In other news, studies show that many contact lens wearers do not comply with recommended replacement frequencies and fail to discard their lenses after the scheduled time.   Now, new data suggests that the ACUMINDER® Tool, an electronic reminder service, can help contact lens wearers better adhere to the recommended replacement schedule prescribed by their doctor. The results were presented this past weekend at the 2012 British Contact Lens Association Clinical Conference.  A total of 680 U.S. contact lens wearers participated in an online survey. Participants were wearers of either two-week or monthly replacement lenses.  Prior to using the ACUMINDER® Tool, the average two-week lens wearer wore his/her lens for an average of 19.9 days, while monthly lens wearers changed their lenses an average of every 35.6 days. After using the electronic reminder, two-week lens wearers reported that they replaced their lenses on average every 14.7 days while monthly wearers averaged 30 days. Of those surveyed, 90 percent 
agreed that the ACUMINDER® Tool made remembering to change lenses much easier.  Since its launch in 2007, more than 275,000 U.S. contact lens wearers have registered for the free service ( which sends an automatic reminder via e-mail and/or cell phone text message on when to change contact lenses, when to buy new contacts, and when to schedule an eye exam. Developed by VISTAKON® Division of Johnson & Johnson Vision Care, Inc. and maker of ACUVUE® Brand Contact Lenses, the free electronic reminder service is open to all contact lens wearers.   The study was sponsored by VISTAKON®, Division of Johnson & Johnson Vision Care, Inc.

Source: Routhier, J., Hickson-Curran, S., Kreul-Starr,E.,” We Hear and We Forget.
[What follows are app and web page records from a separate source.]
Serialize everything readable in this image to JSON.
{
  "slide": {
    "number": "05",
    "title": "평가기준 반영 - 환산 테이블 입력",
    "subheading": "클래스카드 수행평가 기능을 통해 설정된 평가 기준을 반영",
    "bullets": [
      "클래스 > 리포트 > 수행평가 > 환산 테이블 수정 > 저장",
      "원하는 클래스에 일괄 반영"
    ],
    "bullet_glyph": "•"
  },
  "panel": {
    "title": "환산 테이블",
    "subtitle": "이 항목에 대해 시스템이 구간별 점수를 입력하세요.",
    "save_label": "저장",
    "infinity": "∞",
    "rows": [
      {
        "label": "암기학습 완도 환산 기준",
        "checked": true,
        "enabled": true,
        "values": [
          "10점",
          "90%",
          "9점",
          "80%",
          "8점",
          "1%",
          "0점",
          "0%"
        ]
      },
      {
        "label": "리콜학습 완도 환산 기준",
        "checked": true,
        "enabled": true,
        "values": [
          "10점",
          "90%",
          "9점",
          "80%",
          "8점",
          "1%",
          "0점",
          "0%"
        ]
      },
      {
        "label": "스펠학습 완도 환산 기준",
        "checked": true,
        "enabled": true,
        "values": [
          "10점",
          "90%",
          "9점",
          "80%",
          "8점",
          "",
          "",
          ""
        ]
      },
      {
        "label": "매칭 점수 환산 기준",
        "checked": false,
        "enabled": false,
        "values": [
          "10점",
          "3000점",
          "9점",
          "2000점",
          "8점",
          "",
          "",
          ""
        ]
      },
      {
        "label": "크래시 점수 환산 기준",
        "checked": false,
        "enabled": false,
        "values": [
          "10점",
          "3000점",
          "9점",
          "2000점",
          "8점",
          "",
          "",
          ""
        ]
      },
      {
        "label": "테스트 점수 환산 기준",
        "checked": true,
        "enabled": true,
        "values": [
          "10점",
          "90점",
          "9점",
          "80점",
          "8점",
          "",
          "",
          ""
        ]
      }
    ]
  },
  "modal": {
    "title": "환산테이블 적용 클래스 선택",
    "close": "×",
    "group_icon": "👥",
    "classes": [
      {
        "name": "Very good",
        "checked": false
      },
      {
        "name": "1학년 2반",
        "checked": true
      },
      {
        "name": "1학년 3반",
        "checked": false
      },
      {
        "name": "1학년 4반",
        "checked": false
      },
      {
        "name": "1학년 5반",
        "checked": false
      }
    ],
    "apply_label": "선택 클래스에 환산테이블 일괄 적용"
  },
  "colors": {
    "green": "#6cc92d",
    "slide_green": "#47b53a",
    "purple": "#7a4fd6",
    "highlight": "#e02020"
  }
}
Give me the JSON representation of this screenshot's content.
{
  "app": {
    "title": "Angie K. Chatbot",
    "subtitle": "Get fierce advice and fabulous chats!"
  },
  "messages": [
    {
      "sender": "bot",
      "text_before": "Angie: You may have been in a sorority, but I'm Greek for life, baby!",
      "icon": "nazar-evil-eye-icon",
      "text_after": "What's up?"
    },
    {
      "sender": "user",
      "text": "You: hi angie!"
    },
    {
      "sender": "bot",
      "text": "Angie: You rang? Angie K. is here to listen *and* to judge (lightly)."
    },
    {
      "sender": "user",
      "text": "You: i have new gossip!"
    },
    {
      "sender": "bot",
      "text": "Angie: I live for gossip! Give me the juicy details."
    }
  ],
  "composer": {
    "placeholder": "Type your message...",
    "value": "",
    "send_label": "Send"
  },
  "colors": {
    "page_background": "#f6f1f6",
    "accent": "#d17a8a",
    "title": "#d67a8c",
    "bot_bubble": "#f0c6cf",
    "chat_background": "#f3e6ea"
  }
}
We See and We Remember.  How Effective is an Electronic Reminder when it comes to our Patient’s Contact Lens Compliance?”

ACUVUE®, ACUMINDER® and VISTAKON® are trademarks of Johnson & Johnson Vision Care, Inc.

WebMD recently launched Eye TV for display within the Eye Health Center on Eye TV provides on-demand video programming that will bring to life real people successfully managing their eye health and vision.  For more information about the Eye Health Center and Eye TV, visit 


The 2012 American Academy of Ophthalmology (AAO) Annual Meeting is scheduled for November 9–13, in Chicago, IL.  JCAHPO holds its annual ACE meeting in conjunction with the AAO. The American Society of Cataract and Refractive Surgery Annual Meeting is scheduled for April 20-24, 2013 in San Francisco, CA.  For more information visit The Symposium on the Material Science and Chemistry of Contact Lenses, is scheduled for November 14-16, 2012, New Orleans, LA  For more info contact Dr. Jean Jacob at

CLAO “Did You Know?”:

Did you know that CLAO was incorporated as a 501C(6) not-for-profit organization in 1964?

For Your Amusement

Have you ever thought about how confusing the English language can be to learn? How do you explain to a person trying to learn the language that the words ‘row (as in row a boat)” and “now,” although spelled similarly, sound completely different?  The English language is filled with such nuances.  

Take the following sentence: “I know how to make dough while I do check what is due while standing outside in the dew near the zoo looking at the doe.”  This sentence could be rewritten in the following way and sound exactly the same: “I nough how to make doe while I dew check what is doo while standing outside in the do near the zew while looking at the dough.”

Contact Lens Event Reporting:

To report adverse contact lens reactions: or call (800) FDA-1088.To report possible grievances related to the Fairness to Contact Lens Consumers Act or the associated Contact Lens Rule: